There’s his roommate Sam, of course. But Sam is trying to piece himself back together after breaking up with Daneca – who is now seeing a mysterious new guy. Then there is a new character with unclear motives who asks Cassel for help, which he cannot deny even while he realizes she might be conning him…
One of my favorite minor characters is Cassel’s grandfather. He is the only family member who truly cares about Cassel, in my opinion. He tries to look out for him without intruding too much into his business and provides comfort and stability.
And Lila… I love Lila. She’s tough. She gets to do things other female characters in YA novels don’t get to do or can’t get away with. She’s a future mob leader! She’s also shrewd, and cruel at times. She knows what she wants and how to get it. She’s (nearly) fearless. In short, she’s something of a mystery and what I enjoy about her is also trying to figure her out, to separate her ‘real’ self (as far as we can glimpse it) from the picture Cassel makes up of her in his mind. I love the scenes between them, how they collide and repel one another but can never truly fight their attraction. Their chemistry is incredible, and there are also some steamy scenes.
I could ramble on and on about how much I love the world of this trilogy, but let me keep that aspect short. The fight for worker rights that got more coverage in Red Glove also plays an important part here. Governor Patton is really pushing for Proposition Two and has become too great a danger to be ignored any longer. I can’t really say more about it without major spoilers. Also the way worker kids are exploited for their talents plays an important role in the novel. I love how realistic and gritty the Curse Workers world is. If people with such talents existed for real, this is what it would be like. I also think it’s amazing how Holly Black interweaves the workers’ past and the fight for worker rights with the working camps of WWII and with the fight for minority rights that is still an issue today.

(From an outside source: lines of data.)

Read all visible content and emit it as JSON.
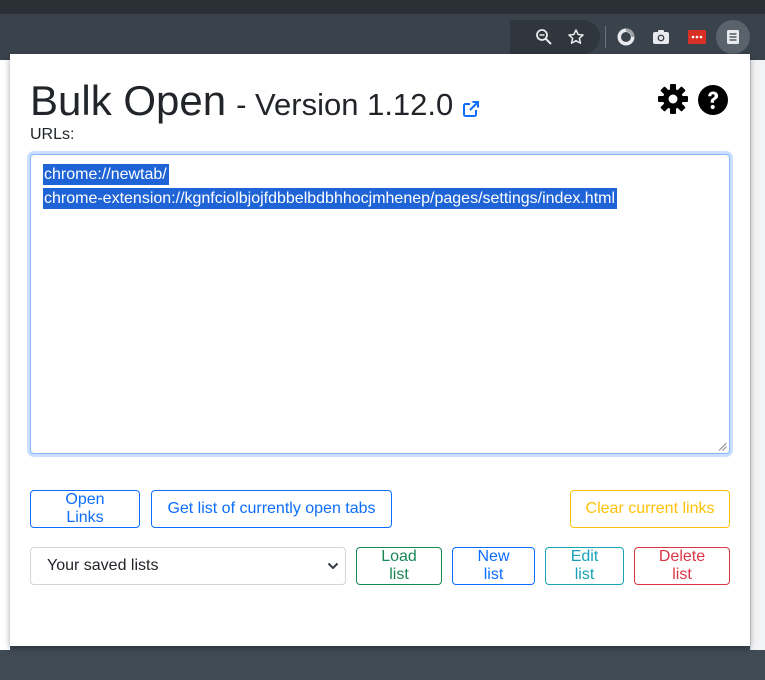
{
  "popup": {
    "title": "Bulk Open",
    "version": "- Version 1.12.0",
    "urls_label": "URLs:",
    "url_lines": [
      "chrome://newtab/",
      "chrome-extension://kgnfciolbjojfdbbelbdbhhocjmhenep/pages/settings/index.html"
    ],
    "buttons": {
      "open_links": "Open Links",
      "get_open_tabs": "Get list of currently open tabs",
      "clear_links": "Clear current links",
      "load_list": "Load list",
      "new_list": "New list",
      "edit_list": "Edit list",
      "delete_list": "Delete list"
    },
    "saved_lists_select": {
      "selected": "Your saved lists"
    }
  },
  "browser": {
    "toolbar_icons": [
      "zoom-icon",
      "bookmark-star-icon",
      "extension-circle-icon",
      "camera-icon",
      "red-extension-icon",
      "bulk-open-extension-icon"
    ]
  },
  "colors": {
    "primary": "#0d6efd",
    "warning": "#ffc107",
    "success": "#198754",
    "info": "#17a2b8",
    "danger": "#dc3545",
    "selection": "#1f64d6"
  }
}
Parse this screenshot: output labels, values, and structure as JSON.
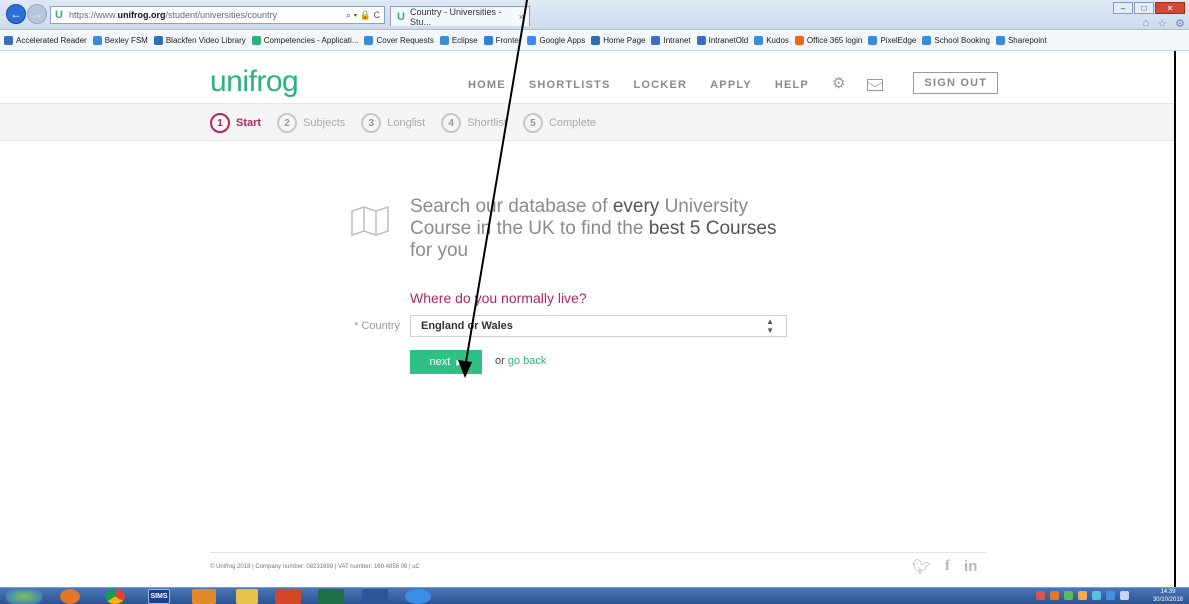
{
  "browser": {
    "url_prefix": "https://www.",
    "url_domain": "unifrog.org",
    "url_path": "/student/universities/country",
    "address_icons": "⌕ ▾ 🔒 C",
    "tab_title": "Country - Universities - Stu...",
    "tab_close": "×"
  },
  "favorites": [
    {
      "label": "Accelerated Reader",
      "color": "#3a6fc0"
    },
    {
      "label": "Bexley FSM",
      "color": "#3b8bd6"
    },
    {
      "label": "Blackfen Video Library",
      "color": "#2f6db5"
    },
    {
      "label": "Competencies - Applicati...",
      "color": "#2db37a"
    },
    {
      "label": "Cover Requests",
      "color": "#3b8bd6"
    },
    {
      "label": "Eclipse",
      "color": "#3b8bd6"
    },
    {
      "label": "Fronter",
      "color": "#2f7fd8"
    },
    {
      "label": "Google Apps",
      "color": "#4285f4"
    },
    {
      "label": "Home Page",
      "color": "#2f6db5"
    },
    {
      "label": "Intranet",
      "color": "#3a6fc0"
    },
    {
      "label": "IntranetOld",
      "color": "#3a6fc0"
    },
    {
      "label": "Kudos",
      "color": "#3b8bd6"
    },
    {
      "label": "Office 365 login",
      "color": "#e8691a"
    },
    {
      "label": "PixelEdge",
      "color": "#3b8bd6"
    },
    {
      "label": "School Booking",
      "color": "#3b8bd6"
    },
    {
      "label": "Sharepoint",
      "color": "#3b8bd6"
    }
  ],
  "site": {
    "logo": "unifrog",
    "nav": [
      "HOME",
      "SHORTLISTS",
      "LOCKER",
      "APPLY",
      "HELP"
    ],
    "sign_out": "SIGN OUT"
  },
  "steps": [
    {
      "num": "1",
      "label": "Start"
    },
    {
      "num": "2",
      "label": "Subjects"
    },
    {
      "num": "3",
      "label": "Longlist"
    },
    {
      "num": "4",
      "label": "Shortlist"
    },
    {
      "num": "5",
      "label": "Complete"
    }
  ],
  "main": {
    "headline_1": "Search our database of ",
    "headline_2": "every",
    "headline_3": "University Course in the UK to find the ",
    "headline_4": "best 5 Courses",
    "headline_5": " for you",
    "question": "Where do you normally live?",
    "country_label": "* Country",
    "country_value": "England or Wales",
    "next_label": "next",
    "or_text": "or ",
    "go_back": "go back"
  },
  "footer": {
    "text": "© Unifrog 2018 | Company number: 08231699 | VAT number: 160 4858 06 | uC",
    "social": [
      "twitter-icon",
      "facebook-icon",
      "linkedin-icon"
    ]
  },
  "taskbar": {
    "sims_label": "SIMS",
    "clock_time": "14:39",
    "clock_date": "30/10/2018"
  },
  "colors": {
    "brand_green": "#2db37a",
    "accent_magenta": "#b0265e",
    "button_green": "#2ec085"
  }
}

I love the pacing. This book is incredibly hard to put down, things start off interesting and it just escalates from there, leaving you breathless and quite desperate for Cassel’s situation. I also really like the way Holly Black implies that Cassel has a plan, but manages to keep up a first person narrative without Cassel actually divulging his plan to the reader. So it’s impossible to have an inkling of what he might do and whether it might work. It’s genius.
As is the prose! Amazing descriptions, turns of the phrase, witty ironic snarky remarks, banter… There are beautiful passages, but they sting. There are horrid passages, but you can’t help but admire the way they are crafted. It’s like a paranormal noir thriller of sorts. Holly Black’s writing punches a hole into your heart at times, but you will love her for it.

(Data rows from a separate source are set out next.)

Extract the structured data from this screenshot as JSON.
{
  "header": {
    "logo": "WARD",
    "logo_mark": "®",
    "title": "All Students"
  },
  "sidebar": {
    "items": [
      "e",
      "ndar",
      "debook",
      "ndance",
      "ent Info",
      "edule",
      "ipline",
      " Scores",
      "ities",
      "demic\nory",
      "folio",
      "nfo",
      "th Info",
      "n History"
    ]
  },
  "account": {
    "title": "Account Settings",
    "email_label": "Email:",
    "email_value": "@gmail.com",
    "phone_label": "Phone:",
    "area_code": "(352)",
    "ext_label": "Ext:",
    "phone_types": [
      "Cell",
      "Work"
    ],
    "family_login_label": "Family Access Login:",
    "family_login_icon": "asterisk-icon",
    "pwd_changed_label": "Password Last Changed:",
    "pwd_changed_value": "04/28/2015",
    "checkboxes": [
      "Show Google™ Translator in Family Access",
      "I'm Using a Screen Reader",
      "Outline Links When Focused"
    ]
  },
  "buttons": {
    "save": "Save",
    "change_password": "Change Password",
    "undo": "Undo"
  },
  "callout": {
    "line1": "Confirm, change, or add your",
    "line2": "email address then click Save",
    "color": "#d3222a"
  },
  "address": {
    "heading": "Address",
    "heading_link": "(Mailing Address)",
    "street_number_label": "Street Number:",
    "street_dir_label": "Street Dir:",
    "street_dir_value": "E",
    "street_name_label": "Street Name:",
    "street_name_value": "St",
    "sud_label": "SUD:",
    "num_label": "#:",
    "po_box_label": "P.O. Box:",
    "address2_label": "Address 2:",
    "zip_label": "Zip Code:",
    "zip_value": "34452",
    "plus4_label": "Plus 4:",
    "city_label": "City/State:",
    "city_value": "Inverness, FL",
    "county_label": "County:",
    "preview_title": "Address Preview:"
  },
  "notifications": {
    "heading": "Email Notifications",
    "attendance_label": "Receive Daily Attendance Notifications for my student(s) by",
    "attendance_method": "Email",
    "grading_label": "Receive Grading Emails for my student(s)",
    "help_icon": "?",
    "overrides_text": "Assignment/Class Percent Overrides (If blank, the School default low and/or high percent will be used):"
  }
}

All in all I love this book to bits. The plot is incredibly well-crafted, the characters fully fleshed-out, the pace gripping and the prose sharp and unique. It’s full of twists and turns and uncertainties but things resolve nicely, though the reader has to figure out plenty on his/her own. It’s a great conclusion that also leaves an opening for the reader’s own imagination or a possible bonus story (please, Holly Black?). I can only recommend these books to anyone who loves their YA with a little more off an edge!
I could have gone on and one about Cassel and his attitude to his ability and to Lila etc etc but that would be more interpretation than review. I really seem to be unable to keep them short, but I blame Holly Black for writing a book that is too good to be written of(f) with just a few short paragraphs.
What did you think of Black Heart? Was it a good conclusion of the series for you guys? Do you want more? You can also share your thoughts of the other books. I love your comments :)